Exercise description: Repeat the data below word for word.

Data excerpts:

....................

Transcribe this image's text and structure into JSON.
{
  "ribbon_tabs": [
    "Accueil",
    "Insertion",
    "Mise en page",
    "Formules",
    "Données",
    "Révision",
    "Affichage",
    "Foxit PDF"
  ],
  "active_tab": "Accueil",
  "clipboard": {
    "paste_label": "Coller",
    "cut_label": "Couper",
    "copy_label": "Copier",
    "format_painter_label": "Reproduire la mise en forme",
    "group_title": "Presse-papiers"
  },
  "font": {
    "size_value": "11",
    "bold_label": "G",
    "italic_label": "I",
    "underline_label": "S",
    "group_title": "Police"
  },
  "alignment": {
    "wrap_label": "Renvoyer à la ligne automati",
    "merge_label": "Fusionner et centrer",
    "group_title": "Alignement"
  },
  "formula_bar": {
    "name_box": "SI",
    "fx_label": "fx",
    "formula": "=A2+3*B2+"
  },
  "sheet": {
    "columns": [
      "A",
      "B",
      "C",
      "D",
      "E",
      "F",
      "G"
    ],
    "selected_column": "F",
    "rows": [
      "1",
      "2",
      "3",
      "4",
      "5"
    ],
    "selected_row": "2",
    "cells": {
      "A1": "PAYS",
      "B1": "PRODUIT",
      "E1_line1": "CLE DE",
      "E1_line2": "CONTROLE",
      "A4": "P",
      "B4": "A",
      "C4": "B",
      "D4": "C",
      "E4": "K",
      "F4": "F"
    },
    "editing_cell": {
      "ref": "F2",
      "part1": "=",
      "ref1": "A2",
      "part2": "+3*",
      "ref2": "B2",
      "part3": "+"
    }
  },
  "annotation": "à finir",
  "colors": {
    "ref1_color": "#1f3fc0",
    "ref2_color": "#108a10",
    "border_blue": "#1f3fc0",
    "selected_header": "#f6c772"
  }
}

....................

Written reply:
Transcribe this image's text and structure into JSON.
{
  "ribbon_tabs": [
    "Accueil",
    "Insertion",
    "Mise en page",
    "Formules",
    "Données",
    "Révision",
    "Affichage",
    "Foxit PDF"
  ],
  "active_tab": "Accueil",
  "clipboard": {
    "paste_label": "Coller",
    "cut_label": "Couper",
    "copy_label": "Copier",
    "format_painter_label": "Reproduire la mise en forme",
    "group_title": "Presse-papiers"
  },
  "font": {
    "size_value": "11",
    "bold_label": "G",
    "italic_label": "I",
    "underline_label": "S",
    "group_title": "Police"
  },
  "alignment": {
    "wrap_label": "Renvoyer à la ligne automati",
    "merge_label": "Fusionner et centrer",
    "group_title": "Alignement"
  },
  "formula_bar": {
    "name_box": "SI",
    "fx_label": "fx",
    "formula": "=A2+3*B2+"
  },
  "sheet": {
    "columns": [
      "A",
      "B",
      "C",
      "D",
      "E",
      "F",
      "G"
    ],
    "selected_column": "F",
    "rows": [
      "1",
      "2",
      "3",
      "4",
      "5"
    ],
    "selected_row": "2",
    "cells": {
      "A1": "PAYS",
      "B1": "PRODUIT",
      "E1_line1": "CLE DE",
      "E1_line2": "CONTROLE",
      "A4": "P",
      "B4": "A",
      "C4": "B",
      "D4": "C",
      "E4": "K",
      "F4": "F"
    },
    "editing_cell": {
      "ref": "F2",
      "part1": "=",
      "ref1": "A2",
      "part2": "+3*",
      "ref2": "B2",
      "part3": "+"
    }
  },
  "annotation": "à finir",
  "colors": {
    "ref1_color": "#1f3fc0",
    "ref2_color": "#108a10",
    "border_blue": "#1f3fc0",
    "selected_header": "#f6c772"
  }
}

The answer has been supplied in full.